Set down all of the data again, character for character.

—————

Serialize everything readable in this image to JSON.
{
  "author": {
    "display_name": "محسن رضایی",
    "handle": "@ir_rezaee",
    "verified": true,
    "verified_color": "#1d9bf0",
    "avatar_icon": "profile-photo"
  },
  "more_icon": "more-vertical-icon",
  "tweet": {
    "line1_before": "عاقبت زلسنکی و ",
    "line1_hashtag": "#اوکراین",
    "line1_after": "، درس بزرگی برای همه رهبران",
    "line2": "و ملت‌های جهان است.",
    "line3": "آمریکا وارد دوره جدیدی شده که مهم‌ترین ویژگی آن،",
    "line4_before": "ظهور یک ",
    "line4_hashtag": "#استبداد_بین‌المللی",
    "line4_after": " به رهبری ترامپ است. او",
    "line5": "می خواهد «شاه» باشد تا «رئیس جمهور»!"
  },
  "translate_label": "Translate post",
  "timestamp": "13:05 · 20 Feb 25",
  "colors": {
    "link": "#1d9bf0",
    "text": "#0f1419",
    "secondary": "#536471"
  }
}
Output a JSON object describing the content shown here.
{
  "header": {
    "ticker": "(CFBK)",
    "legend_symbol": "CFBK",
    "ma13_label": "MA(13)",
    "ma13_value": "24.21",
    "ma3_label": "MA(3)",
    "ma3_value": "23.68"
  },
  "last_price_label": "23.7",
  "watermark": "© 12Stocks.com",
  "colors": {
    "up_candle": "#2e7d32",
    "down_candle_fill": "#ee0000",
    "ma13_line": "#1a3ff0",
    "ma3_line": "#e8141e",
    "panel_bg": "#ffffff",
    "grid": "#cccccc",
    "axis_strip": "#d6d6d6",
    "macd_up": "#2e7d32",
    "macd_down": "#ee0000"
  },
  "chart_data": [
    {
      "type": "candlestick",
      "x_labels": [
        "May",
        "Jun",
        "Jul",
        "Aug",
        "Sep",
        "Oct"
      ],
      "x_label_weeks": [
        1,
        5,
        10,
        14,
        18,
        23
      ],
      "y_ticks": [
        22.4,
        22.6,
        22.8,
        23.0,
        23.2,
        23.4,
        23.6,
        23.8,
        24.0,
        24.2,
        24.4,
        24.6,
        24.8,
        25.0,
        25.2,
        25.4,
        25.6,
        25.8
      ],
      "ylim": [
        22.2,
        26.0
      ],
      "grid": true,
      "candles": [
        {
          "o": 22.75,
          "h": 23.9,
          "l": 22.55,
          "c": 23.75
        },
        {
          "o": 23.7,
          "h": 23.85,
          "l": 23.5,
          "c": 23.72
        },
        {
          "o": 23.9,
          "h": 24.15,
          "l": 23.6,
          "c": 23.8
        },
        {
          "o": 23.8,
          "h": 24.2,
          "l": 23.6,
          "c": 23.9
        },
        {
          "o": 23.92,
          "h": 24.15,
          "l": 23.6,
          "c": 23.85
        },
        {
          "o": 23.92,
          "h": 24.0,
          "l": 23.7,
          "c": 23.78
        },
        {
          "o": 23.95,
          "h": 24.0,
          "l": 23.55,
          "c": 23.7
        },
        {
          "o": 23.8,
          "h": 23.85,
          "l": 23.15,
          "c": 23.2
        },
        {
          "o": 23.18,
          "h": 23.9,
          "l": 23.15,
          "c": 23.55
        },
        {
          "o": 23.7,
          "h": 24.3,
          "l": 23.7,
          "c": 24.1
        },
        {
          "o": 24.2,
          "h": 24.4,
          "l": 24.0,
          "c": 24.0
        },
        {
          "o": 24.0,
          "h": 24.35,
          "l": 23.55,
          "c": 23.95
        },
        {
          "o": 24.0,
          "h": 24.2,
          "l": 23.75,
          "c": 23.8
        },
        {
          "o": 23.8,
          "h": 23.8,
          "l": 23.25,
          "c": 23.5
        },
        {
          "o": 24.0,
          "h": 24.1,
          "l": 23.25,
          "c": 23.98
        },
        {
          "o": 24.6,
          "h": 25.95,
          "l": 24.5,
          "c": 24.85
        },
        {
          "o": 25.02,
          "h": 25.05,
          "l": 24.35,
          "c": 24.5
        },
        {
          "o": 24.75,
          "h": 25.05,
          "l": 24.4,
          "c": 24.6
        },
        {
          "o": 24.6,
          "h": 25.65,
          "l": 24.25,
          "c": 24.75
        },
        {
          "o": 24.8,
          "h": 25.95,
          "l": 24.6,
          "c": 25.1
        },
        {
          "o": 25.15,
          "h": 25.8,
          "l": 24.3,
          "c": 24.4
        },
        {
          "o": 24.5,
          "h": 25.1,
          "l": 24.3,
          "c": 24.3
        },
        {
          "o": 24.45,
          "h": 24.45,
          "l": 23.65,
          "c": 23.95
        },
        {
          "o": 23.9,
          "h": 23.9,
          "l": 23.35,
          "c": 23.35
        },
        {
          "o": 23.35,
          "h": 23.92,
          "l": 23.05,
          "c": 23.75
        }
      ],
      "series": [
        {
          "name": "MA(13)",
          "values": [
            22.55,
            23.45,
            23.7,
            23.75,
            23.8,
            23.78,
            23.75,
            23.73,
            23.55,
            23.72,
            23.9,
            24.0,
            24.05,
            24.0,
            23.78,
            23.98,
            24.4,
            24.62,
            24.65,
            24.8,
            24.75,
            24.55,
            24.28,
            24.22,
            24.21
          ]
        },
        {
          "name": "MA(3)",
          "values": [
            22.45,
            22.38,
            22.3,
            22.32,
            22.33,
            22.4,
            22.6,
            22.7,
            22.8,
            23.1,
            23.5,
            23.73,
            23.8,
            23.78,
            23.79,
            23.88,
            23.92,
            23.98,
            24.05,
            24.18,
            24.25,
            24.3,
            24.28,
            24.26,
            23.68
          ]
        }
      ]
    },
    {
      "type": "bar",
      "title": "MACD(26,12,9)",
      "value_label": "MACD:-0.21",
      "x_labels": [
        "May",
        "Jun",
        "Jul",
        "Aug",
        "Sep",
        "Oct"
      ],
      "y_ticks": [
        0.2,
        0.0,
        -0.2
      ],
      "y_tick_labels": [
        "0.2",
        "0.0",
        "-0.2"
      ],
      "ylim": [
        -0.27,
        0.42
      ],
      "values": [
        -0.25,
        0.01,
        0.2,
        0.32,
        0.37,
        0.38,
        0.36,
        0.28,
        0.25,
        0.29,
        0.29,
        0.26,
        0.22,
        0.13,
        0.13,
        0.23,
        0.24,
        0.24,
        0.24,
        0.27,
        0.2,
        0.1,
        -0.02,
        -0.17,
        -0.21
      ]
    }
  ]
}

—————

Exercise output:
Serialize everything readable in this image to JSON.
{
  "author": {
    "display_name": "محسن رضایی",
    "handle": "@ir_rezaee",
    "verified": true,
    "verified_color": "#1d9bf0",
    "avatar_icon": "profile-photo"
  },
  "more_icon": "more-vertical-icon",
  "tweet": {
    "line1_before": "عاقبت زلسنکی و ",
    "line1_hashtag": "#اوکراین",
    "line1_after": "، درس بزرگی برای همه رهبران",
    "line2": "و ملت‌های جهان است.",
    "line3": "آمریکا وارد دوره جدیدی شده که مهم‌ترین ویژگی آن،",
    "line4_before": "ظهور یک ",
    "line4_hashtag": "#استبداد_بین‌المللی",
    "line4_after": " به رهبری ترامپ است. او",
    "line5": "می خواهد «شاه» باشد تا «رئیس جمهور»!"
  },
  "translate_label": "Translate post",
  "timestamp": "13:05 · 20 Feb 25",
  "colors": {
    "link": "#1d9bf0",
    "text": "#0f1419",
    "secondary": "#536471"
  }
}
Output a JSON object describing the content shown here.
{
  "header": {
    "ticker": "(CFBK)",
    "legend_symbol": "CFBK",
    "ma13_label": "MA(13)",
    "ma13_value": "24.21",
    "ma3_label": "MA(3)",
    "ma3_value": "23.68"
  },
  "last_price_label": "23.7",
  "watermark": "© 12Stocks.com",
  "colors": {
    "up_candle": "#2e7d32",
    "down_candle_fill": "#ee0000",
    "ma13_line": "#1a3ff0",
    "ma3_line": "#e8141e",
    "panel_bg": "#ffffff",
    "grid": "#cccccc",
    "axis_strip": "#d6d6d6",
    "macd_up": "#2e7d32",
    "macd_down": "#ee0000"
  },
  "chart_data": [
    {
      "type": "candlestick",
      "x_labels": [
        "May",
        "Jun",
        "Jul",
        "Aug",
        "Sep",
        "Oct"
      ],
      "x_label_weeks": [
        1,
        5,
        10,
        14,
        18,
        23
      ],
      "y_ticks": [
        22.4,
        22.6,
        22.8,
        23.0,
        23.2,
        23.4,
        23.6,
        23.8,
        24.0,
        24.2,
        24.4,
        24.6,
        24.8,
        25.0,
        25.2,
        25.4,
        25.6,
        25.8
      ],
      "ylim": [
        22.2,
        26.0
      ],
      "grid": true,
      "candles": [
        {
          "o": 22.75,
          "h": 23.9,
          "l": 22.55,
          "c": 23.75
        },
        {
          "o": 23.7,
          "h": 23.85,
          "l": 23.5,
          "c": 23.72
        },
        {
          "o": 23.9,
          "h": 24.15,
          "l": 23.6,
          "c": 23.8
        },
        {
          "o": 23.8,
          "h": 24.2,
          "l": 23.6,
          "c": 23.9
        },
        {
          "o": 23.92,
          "h": 24.15,
          "l": 23.6,
          "c": 23.85
        },
        {
          "o": 23.92,
          "h": 24.0,
          "l": 23.7,
          "c": 23.78
        },
        {
          "o": 23.95,
          "h": 24.0,
          "l": 23.55,
          "c": 23.7
        },
        {
          "o": 23.8,
          "h": 23.85,
          "l": 23.15,
          "c": 23.2
        },
        {
          "o": 23.18,
          "h": 23.9,
          "l": 23.15,
          "c": 23.55
        },
        {
          "o": 23.7,
          "h": 24.3,
          "l": 23.7,
          "c": 24.1
        },
        {
          "o": 24.2,
          "h": 24.4,
          "l": 24.0,
          "c": 24.0
        },
        {
          "o": 24.0,
          "h": 24.35,
          "l": 23.55,
          "c": 23.95
        },
        {
          "o": 24.0,
          "h": 24.2,
          "l": 23.75,
          "c": 23.8
        },
        {
          "o": 23.8,
          "h": 23.8,
          "l": 23.25,
          "c": 23.5
        },
        {
          "o": 24.0,
          "h": 24.1,
          "l": 23.25,
          "c": 23.98
        },
        {
          "o": 24.6,
          "h": 25.95,
          "l": 24.5,
          "c": 24.85
        },
        {
          "o": 25.02,
          "h": 25.05,
          "l": 24.35,
          "c": 24.5
        },
        {
          "o": 24.75,
          "h": 25.05,
          "l": 24.4,
          "c": 24.6
        },
        {
          "o": 24.6,
          "h": 25.65,
          "l": 24.25,
          "c": 24.75
        },
        {
          "o": 24.8,
          "h": 25.95,
          "l": 24.6,
          "c": 25.1
        },
        {
          "o": 25.15,
          "h": 25.8,
          "l": 24.3,
          "c": 24.4
        },
        {
          "o": 24.5,
          "h": 25.1,
          "l": 24.3,
          "c": 24.3
        },
        {
          "o": 24.45,
          "h": 24.45,
          "l": 23.65,
          "c": 23.95
        },
        {
          "o": 23.9,
          "h": 23.9,
          "l": 23.35,
          "c": 23.35
        },
        {
          "o": 23.35,
          "h": 23.92,
          "l": 23.05,
          "c": 23.75
        }
      ],
      "series": [
        {
          "name": "MA(13)",
          "values": [
            22.55,
            23.45,
            23.7,
            23.75,
            23.8,
            23.78,
            23.75,
            23.73,
            23.55,
            23.72,
            23.9,
            24.0,
            24.05,
            24.0,
            23.78,
            23.98,
            24.4,
            24.62,
            24.65,
            24.8,
            24.75,
            24.55,
            24.28,
            24.22,
            24.21
          ]
        },
        {
          "name": "MA(3)",
          "values": [
            22.45,
            22.38,
            22.3,
            22.32,
            22.33,
            22.4,
            22.6,
            22.7,
            22.8,
            23.1,
            23.5,
            23.73,
            23.8,
            23.78,
            23.79,
            23.88,
            23.92,
            23.98,
            24.05,
            24.18,
            24.25,
            24.3,
            24.28,
            24.26,
            23.68
          ]
        }
      ]
    },
    {
      "type": "bar",
      "title": "MACD(26,12,9)",
      "value_label": "MACD:-0.21",
      "x_labels": [
        "May",
        "Jun",
        "Jul",
        "Aug",
        "Sep",
        "Oct"
      ],
      "y_ticks": [
        0.2,
        0.0,
        -0.2
      ],
      "y_tick_labels": [
        "0.2",
        "0.0",
        "-0.2"
      ],
      "ylim": [
        -0.27,
        0.42
      ],
      "values": [
        -0.25,
        0.01,
        0.2,
        0.32,
        0.37,
        0.38,
        0.36,
        0.28,
        0.25,
        0.29,
        0.29,
        0.26,
        0.22,
        0.13,
        0.13,
        0.23,
        0.24,
        0.24,
        0.24,
        0.27,
        0.2,
        0.1,
        -0.02,
        -0.17,
        -0.21
      ]
    }
  ]
}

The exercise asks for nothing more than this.